- Task directions: In the entries below, filter for the word "title" and copy every matching line.

- Exercise material:

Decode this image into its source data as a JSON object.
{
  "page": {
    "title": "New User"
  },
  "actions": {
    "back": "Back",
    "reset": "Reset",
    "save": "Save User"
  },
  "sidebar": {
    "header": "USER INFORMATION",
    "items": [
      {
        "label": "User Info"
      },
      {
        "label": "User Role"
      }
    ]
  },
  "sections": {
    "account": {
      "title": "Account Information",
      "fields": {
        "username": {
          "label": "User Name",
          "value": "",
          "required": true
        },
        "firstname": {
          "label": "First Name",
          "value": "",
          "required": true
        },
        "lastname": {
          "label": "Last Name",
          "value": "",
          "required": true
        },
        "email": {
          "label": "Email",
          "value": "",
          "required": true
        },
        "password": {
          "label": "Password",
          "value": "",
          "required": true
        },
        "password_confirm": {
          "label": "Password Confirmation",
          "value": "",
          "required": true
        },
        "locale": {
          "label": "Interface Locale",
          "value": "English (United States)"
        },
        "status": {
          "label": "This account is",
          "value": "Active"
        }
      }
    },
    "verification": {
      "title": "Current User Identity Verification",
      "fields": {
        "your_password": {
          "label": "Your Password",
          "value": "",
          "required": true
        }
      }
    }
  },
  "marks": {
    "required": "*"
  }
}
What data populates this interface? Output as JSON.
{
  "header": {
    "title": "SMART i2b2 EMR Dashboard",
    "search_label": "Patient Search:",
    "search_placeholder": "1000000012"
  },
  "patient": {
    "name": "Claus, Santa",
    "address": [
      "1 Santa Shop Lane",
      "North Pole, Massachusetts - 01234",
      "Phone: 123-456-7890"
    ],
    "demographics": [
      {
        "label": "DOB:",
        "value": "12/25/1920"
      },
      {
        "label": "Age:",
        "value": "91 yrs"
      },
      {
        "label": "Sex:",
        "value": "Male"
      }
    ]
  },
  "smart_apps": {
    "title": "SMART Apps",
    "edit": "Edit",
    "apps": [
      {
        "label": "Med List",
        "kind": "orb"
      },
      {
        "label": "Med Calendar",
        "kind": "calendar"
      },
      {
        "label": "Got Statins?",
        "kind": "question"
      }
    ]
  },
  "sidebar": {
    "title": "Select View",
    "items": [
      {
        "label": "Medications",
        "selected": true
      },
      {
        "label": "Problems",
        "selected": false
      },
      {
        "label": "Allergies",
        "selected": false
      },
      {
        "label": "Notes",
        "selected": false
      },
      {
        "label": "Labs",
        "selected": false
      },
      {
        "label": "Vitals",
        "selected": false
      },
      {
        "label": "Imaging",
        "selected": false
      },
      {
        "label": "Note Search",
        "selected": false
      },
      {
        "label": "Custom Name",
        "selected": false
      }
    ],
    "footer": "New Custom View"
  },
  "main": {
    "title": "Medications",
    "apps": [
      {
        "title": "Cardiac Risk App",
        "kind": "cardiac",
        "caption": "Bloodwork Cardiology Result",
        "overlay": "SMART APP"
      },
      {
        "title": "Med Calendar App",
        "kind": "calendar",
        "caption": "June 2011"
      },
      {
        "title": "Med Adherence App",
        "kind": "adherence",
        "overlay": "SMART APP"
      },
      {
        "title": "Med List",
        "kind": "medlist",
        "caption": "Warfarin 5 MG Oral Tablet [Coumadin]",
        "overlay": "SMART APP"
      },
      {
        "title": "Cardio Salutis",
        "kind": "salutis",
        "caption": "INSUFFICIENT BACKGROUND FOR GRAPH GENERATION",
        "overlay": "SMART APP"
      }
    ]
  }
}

- Task result:
    "title": "New User"
      "title": "Account Information",
      "title": "Current User Identity Verification",
    "title": "SMART i2b2 EMR Dashboard",
    "title": "SMART Apps",
    "title": "Select View",
    "title": "Medications",
        "title": "Cardiac Risk App",
        "title": "Med Calendar App",
        "title": "Med Adherence App",
        "title": "Med List",
        "title": "Cardio Salutis",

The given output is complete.